It's just so easy: When you're prepping for the day, you slather on moisturizer that contains sunscreen. There's no reason to use two different products when one double-duty cream can do the work of both.

But new research from The University of Liverpool finds that moisturizers with sun protection factor offer less sun protection than the same-strength SPF sunscreen. In addition, people are more likely to miss parts of their face when applying them.

For the study, researchers used a modified camera that registers only ultraviolet light. When an area of the face is covered well, the product absorbs UV light, so the area appears black in photos. The lighter an area appears in an image, the less successfully the product was absorbed.

Sixty volunteers were asked to apply sun protection on two different visits: first with SPF 30 sunscreen, and then with SPF 30 moisturizers. Photos were taken with the modified camera to determine how well people applied the products. The research was presented at the British Association of Dermatologists' annual meeting in Edinburgh in early July.

When researchers analyzed the photos, they found that people missed 16 percent of their face on average when they applied moisturizer with sunscreen. When they applied straight sunscreen, however, they missed only 11 percent. There was an even greater discrepancy in the eyelid area, which is a common spot for skin cancer. Sunscreen users missed 14 percent of that area, compared to moisturizer users who missed 21 percent.

How you apply it matters

Woman applying moisturizing skin cream to her face looking in bathroom mirror People don't usually apply moisturizer as thickly as sunscreen, so they don't get the full SPF benefits. (Photo: Voyagerix/Shutterstock)

People also tended to apply the moisturizer less thickly than sunscreen, so they didn't get the full coverage of the SPF. Overall, the photos of people using moisturizer are lighter, showing the product is absorbing less UV light.

"We expected the moisturizer to perform worse than the sunscreen on overall protection, as it seemed intuitive that people apply moisturizer quite thinly on the whole.
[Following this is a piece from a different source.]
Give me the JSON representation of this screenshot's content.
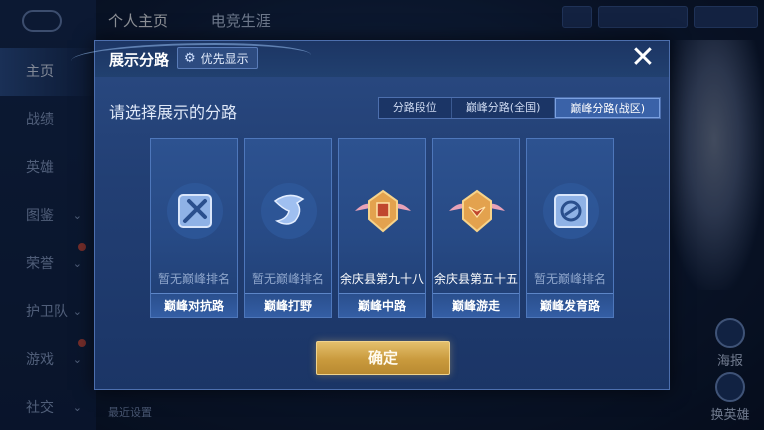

While we were correct in this, the research did throw up some unexpected surprises," researcher Austin McCormick, consultant ophthalmic and oculoplastic surgeon, said in a statement.

"We thought that people would miss more of their face with the sunscreen, as we’ve all had that stinging sensation when you accidentally rub some in your eye and we expected that this would lead people to be conservative and avoid the eyes. Actually, people missed more of their face when using the moisturizer."

In addition, the researchers found that men were better at applying both products than women, as were older participants and people with darker skin tones.

"Although moisturizer with SPF does provide sun protection, our research suggests that it’s not on the same level as sunscreen," McCormick said. "We would not recommend it as a like-for-like replacement for your sun protection needs.”

Mary Jo DiLonardo writes about everything from health to parenting — and anything that helps explain why her dog does what he does.

You're betting on moisturizer with sunscreen to save your skin. You shouldn't.
Study finds that moisturizer with sunscreen isn't as effective as straight sunscreen.